The U.S. Supreme Court upheld a 2010 Third Circuit Court of Appeals ruling on the propriety of strip searches for minor offenses in an April 2 decision.
The case, Florence v. Board of Chosen Freeholders of the County of Burlington, dealt with the strip search of a man on a minor traffic offense, finding that such searches were okay under the law.
Writing for the majority, Justice Anthony M. Kennedy stated that corrections officers may strip-search an inmate to prevent the smuggling of weapons and drugs and to prevent the spread of disease, reports The Philadelphia Inquirer.
Albert Florence brought the case. Seven years ago he was arrested during a traffic stop and was mistakenly charged with contempt of court for failure to pay a fine. He was erroneously held in jail for one week, despite the fact that the fine had been paid.
During the course of his detention, he was subject to two strip searches. While New Jersey law mandates that all state prison inmates can be strip-searched, county jails only allow strip searches for violent criminals or those charged with serious offenses, reports the Inquirer.
But these weren't just strip searches for contraband. Florence, a finance manager at a car dealership, was subject to a degrading strip search for disease, tattoos and scars as well.
In the dissent, however, the four liberal justices stated that jail strip searches should be limited to those cases where officers have reasonable suspicion. The dissenting justices cited that these searches are "inherently harmful, humiliating and degrading."

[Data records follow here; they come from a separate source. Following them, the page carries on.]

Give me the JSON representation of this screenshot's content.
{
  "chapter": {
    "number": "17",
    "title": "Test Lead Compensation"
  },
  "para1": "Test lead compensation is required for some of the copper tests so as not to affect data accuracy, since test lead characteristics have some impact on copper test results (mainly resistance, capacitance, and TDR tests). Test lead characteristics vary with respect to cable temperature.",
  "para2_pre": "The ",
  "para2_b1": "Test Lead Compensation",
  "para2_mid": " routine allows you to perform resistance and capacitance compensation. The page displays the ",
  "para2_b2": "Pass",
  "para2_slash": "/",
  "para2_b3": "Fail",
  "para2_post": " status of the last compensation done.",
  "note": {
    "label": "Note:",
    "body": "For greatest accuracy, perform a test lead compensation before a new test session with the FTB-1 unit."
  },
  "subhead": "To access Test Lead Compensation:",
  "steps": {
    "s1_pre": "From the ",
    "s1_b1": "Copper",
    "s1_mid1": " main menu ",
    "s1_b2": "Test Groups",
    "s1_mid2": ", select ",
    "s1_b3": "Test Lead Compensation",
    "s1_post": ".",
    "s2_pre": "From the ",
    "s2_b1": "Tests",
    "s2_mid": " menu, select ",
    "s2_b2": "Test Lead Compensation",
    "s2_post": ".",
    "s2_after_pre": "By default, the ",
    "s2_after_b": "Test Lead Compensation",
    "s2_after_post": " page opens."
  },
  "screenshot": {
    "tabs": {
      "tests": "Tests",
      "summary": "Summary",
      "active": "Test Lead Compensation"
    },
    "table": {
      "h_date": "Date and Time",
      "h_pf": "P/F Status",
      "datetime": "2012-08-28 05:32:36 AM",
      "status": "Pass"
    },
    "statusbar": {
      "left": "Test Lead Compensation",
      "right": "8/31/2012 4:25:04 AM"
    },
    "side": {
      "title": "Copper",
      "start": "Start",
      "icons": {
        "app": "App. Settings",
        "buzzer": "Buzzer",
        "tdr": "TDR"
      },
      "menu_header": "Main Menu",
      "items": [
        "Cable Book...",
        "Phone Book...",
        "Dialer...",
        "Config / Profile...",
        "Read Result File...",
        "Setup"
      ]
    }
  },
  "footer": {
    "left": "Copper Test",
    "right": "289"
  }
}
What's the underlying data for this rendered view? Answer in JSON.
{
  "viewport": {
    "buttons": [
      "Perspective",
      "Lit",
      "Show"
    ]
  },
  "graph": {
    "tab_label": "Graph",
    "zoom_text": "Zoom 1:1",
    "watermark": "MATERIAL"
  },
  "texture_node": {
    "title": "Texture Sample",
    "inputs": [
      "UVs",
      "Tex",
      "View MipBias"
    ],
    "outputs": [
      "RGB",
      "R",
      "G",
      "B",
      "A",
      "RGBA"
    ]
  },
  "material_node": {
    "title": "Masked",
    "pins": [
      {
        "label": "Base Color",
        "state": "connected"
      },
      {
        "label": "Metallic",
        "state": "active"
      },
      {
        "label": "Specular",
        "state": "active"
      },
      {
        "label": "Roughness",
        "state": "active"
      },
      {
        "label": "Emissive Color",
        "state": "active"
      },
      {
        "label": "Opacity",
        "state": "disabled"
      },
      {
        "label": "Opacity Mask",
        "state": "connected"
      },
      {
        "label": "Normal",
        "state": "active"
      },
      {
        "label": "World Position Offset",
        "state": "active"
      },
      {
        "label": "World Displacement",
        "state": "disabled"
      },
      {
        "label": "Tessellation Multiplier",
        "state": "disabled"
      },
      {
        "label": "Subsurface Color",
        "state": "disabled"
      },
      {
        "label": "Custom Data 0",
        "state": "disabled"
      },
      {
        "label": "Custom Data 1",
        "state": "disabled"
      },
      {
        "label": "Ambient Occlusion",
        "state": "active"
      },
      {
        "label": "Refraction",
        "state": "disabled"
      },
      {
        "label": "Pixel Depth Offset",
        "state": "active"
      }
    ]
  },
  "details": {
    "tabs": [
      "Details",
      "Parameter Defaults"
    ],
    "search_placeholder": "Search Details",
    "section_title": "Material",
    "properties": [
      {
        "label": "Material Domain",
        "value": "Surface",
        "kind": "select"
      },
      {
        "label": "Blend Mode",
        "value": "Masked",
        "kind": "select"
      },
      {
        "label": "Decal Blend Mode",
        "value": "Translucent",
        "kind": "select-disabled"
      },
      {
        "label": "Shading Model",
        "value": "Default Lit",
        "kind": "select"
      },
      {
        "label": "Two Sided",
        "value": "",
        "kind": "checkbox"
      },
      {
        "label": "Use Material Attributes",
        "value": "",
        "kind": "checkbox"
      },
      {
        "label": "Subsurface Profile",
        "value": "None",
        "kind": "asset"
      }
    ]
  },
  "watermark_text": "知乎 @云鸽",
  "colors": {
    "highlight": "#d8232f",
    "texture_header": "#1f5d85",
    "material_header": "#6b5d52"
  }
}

Do the safety and big-picture interests of jails outweigh the Fourth Amendment interests of low-level (or in this case, no-level) offenders?